Before doing anything else, copy the entries below exactly.

▸ **Element data from apps and pages**:

■ ■ ■ ■

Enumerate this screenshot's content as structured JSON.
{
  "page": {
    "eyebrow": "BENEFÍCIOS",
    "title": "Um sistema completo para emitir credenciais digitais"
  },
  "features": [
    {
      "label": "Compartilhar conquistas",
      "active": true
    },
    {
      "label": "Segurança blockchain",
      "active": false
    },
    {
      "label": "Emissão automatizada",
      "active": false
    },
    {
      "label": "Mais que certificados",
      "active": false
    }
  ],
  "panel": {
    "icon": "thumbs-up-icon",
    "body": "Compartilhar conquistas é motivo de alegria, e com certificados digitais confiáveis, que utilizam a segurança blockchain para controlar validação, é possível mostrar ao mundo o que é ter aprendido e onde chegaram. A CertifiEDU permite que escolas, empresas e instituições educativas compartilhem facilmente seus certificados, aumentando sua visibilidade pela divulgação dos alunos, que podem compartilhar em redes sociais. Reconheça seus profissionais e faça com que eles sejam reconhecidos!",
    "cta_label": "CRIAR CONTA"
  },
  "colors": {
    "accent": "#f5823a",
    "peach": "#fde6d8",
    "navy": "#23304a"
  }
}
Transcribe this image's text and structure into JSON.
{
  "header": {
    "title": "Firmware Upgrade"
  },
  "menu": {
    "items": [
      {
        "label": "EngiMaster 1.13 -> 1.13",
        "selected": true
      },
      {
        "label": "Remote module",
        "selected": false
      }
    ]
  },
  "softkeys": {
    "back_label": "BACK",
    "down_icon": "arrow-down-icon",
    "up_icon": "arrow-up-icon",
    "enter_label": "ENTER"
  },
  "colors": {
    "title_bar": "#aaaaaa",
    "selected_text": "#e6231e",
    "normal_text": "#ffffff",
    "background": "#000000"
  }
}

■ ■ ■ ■

▸ **ANSWER**:
Enumerate this screenshot's content as structured JSON.
{
  "page": {
    "eyebrow": "BENEFÍCIOS",
    "title": "Um sistema completo para emitir credenciais digitais"
  },
  "features": [
    {
      "label": "Compartilhar conquistas",
      "active": true
    },
    {
      "label": "Segurança blockchain",
      "active": false
    },
    {
      "label": "Emissão automatizada",
      "active": false
    },
    {
      "label": "Mais que certificados",
      "active": false
    }
  ],
  "panel": {
    "icon": "thumbs-up-icon",
    "body": "Compartilhar conquistas é motivo de alegria, e com certificados digitais confiáveis, que utilizam a segurança blockchain para controlar validação, é possível mostrar ao mundo o que é ter aprendido e onde chegaram. A CertifiEDU permite que escolas, empresas e instituições educativas compartilhem facilmente seus certificados, aumentando sua visibilidade pela divulgação dos alunos, que podem compartilhar em redes sociais. Reconheça seus profissionais e faça com que eles sejam reconhecidos!",
    "cta_label": "CRIAR CONTA"
  },
  "colors": {
    "accent": "#f5823a",
    "peach": "#fde6d8",
    "navy": "#23304a"
  }
}
Transcribe this image's text and structure into JSON.
{
  "header": {
    "title": "Firmware Upgrade"
  },
  "menu": {
    "items": [
      {
        "label": "EngiMaster 1.13 -> 1.13",
        "selected": true
      },
      {
        "label": "Remote module",
        "selected": false
      }
    ]
  },
  "softkeys": {
    "back_label": "BACK",
    "down_icon": "arrow-down-icon",
    "up_icon": "arrow-up-icon",
    "enter_label": "ENTER"
  },
  "colors": {
    "title_bar": "#aaaaaa",
    "selected_text": "#e6231e",
    "normal_text": "#ffffff",
    "background": "#000000"
  }
}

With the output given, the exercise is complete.